Give me an example

I like to use my grandmother because she's always really excited to see me. You know, sometimes I visit just to feel the excitement of somebody seeing me, because your grandmother really just loves you.

The best example of how much she loves is that she thinks I'm beautiful. “Look at him how pretty he is”. As if I was an actor, you know?


Tomo and his muses. Image: Tomislav Primorac/Facebook

Like Brad Pitt?

Probably more like someone from a documentary.

Do you have any plans to do a show in English?

We tried to do this maybe four years ago. And then I decided not to continue because there's a lot of challenges in performing in English and in performing for other audience, because humor is so contextualized

Yes, it is.

And a lot of it that you think it's not contextualized, really is. For example, I can speak about my mother in Croatia, and they will get it in Serbia, Bosnia and Herzegovina, Montenegro, and Slovenia. But if I try to talk about my mother in front of a global audience, they don't have the same mother as we do here!

Also, a lot of humor is also about language which doesn't really work in English. And then there's the biggest challenge if I don't have a good flow.

Right, if you're not confident it's going to show that people will really pick up

Yeah, I would really have to practice.

Ok before letting you go, what is one of your favorite or most memorable shows you've ever done and why?

Probably the first time I did my one-man show, four years ago, because after four or five years of doing stand-ups, I finally managed to gather enough material and courage to do my own thing.

And people were really, REALLY supportive. A lot of friends in the audience and I got a lot of love from them. And that is the first time I really felt like, this is really good, I get to perform, and I get to be in front of people who appreciate it.

That was really one of the most beautiful feelings ever, you know, if you're just doing a show, and you have a feeling that you’re something that's valuable, right?

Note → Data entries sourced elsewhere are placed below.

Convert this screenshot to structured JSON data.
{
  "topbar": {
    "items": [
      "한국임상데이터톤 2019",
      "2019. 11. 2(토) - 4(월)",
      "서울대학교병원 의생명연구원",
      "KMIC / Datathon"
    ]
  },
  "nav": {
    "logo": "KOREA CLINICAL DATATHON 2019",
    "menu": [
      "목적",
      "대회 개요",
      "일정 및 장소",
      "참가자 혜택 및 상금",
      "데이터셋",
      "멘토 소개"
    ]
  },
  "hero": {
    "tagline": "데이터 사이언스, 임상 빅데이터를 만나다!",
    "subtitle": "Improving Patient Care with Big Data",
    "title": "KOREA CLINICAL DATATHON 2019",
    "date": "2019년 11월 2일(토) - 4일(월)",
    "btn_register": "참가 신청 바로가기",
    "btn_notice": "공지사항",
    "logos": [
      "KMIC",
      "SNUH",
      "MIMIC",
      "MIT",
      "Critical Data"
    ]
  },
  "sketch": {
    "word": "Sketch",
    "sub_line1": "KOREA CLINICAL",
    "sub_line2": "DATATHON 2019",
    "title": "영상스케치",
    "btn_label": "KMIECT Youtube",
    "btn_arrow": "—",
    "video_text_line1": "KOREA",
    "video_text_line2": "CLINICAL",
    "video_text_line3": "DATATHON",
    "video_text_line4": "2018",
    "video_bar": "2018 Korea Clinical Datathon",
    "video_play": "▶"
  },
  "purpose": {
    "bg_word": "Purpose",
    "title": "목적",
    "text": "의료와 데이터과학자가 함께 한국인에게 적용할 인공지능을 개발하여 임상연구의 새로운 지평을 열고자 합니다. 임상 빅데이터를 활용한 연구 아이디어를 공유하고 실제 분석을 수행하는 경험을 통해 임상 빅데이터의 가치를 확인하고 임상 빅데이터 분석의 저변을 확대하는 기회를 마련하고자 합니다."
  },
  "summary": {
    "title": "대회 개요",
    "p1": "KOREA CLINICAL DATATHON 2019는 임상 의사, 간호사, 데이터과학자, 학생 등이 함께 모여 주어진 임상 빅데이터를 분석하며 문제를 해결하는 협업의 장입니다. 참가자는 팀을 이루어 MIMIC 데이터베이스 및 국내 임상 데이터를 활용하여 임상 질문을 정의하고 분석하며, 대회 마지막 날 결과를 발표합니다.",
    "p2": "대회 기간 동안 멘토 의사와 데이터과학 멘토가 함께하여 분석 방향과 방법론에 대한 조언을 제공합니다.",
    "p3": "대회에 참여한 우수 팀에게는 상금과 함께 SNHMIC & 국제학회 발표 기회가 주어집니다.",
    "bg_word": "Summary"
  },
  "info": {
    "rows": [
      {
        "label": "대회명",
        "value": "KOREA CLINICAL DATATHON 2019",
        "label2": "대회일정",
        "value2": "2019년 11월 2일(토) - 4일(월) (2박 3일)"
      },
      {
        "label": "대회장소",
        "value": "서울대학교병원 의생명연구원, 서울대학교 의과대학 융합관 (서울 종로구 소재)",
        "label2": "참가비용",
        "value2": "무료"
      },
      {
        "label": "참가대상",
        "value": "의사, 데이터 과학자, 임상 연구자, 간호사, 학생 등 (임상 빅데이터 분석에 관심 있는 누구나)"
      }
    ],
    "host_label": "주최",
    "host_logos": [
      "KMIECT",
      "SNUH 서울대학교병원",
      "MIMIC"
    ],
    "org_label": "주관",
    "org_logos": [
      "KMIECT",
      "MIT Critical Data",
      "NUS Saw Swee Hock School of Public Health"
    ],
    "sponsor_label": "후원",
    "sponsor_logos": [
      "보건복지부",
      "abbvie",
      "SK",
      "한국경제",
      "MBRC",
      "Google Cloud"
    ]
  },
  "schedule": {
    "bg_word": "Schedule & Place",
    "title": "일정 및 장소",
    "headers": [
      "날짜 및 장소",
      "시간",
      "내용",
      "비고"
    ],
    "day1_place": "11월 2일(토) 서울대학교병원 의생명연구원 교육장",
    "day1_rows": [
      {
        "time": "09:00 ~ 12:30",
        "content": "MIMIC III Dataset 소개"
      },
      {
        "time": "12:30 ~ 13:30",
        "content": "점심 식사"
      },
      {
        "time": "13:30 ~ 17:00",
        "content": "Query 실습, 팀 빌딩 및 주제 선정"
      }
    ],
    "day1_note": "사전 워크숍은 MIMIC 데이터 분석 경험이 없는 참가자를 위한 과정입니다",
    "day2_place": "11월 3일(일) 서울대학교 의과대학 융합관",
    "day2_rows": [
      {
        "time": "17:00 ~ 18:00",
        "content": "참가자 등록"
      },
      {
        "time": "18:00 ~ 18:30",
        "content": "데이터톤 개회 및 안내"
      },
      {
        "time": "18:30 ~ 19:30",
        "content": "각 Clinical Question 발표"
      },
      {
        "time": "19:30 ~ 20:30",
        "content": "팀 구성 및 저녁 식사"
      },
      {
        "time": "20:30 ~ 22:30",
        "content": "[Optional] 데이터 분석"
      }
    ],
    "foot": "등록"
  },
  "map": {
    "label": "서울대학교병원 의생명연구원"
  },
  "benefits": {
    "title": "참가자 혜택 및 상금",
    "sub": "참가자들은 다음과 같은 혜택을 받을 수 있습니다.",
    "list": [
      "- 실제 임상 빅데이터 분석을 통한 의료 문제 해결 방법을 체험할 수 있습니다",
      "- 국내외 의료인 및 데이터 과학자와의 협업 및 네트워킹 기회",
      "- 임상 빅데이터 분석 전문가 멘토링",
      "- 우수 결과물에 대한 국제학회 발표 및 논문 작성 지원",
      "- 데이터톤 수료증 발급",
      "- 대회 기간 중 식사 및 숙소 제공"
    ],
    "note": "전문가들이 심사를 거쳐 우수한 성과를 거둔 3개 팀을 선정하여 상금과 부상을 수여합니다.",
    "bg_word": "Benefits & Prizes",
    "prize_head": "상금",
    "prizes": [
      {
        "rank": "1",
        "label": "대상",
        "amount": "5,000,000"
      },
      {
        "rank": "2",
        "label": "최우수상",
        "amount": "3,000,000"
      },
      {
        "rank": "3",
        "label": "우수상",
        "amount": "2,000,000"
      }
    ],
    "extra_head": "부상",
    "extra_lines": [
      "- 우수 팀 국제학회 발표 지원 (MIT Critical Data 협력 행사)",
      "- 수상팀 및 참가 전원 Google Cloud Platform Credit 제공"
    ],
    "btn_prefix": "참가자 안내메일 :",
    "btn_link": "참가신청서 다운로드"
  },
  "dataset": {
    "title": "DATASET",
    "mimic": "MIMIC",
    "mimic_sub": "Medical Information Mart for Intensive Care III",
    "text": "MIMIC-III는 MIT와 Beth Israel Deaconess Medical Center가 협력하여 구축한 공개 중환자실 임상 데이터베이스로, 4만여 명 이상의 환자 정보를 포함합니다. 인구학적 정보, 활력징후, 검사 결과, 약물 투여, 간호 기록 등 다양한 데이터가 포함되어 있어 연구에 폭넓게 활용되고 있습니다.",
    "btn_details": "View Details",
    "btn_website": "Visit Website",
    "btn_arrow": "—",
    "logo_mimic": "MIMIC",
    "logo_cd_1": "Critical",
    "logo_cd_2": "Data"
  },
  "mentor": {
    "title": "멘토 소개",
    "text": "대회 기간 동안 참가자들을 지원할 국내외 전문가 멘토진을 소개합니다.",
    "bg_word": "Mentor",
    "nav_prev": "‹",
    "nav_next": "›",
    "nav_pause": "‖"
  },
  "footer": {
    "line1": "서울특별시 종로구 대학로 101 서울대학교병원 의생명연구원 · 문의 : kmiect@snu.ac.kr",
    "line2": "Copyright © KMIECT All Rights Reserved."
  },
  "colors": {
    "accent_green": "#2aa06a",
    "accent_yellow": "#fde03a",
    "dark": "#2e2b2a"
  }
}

Indeed, Tomo, well said.

If you want to get to know Tomo more and his upcoming shows, check out his page.

For more, check out our lifestyle section.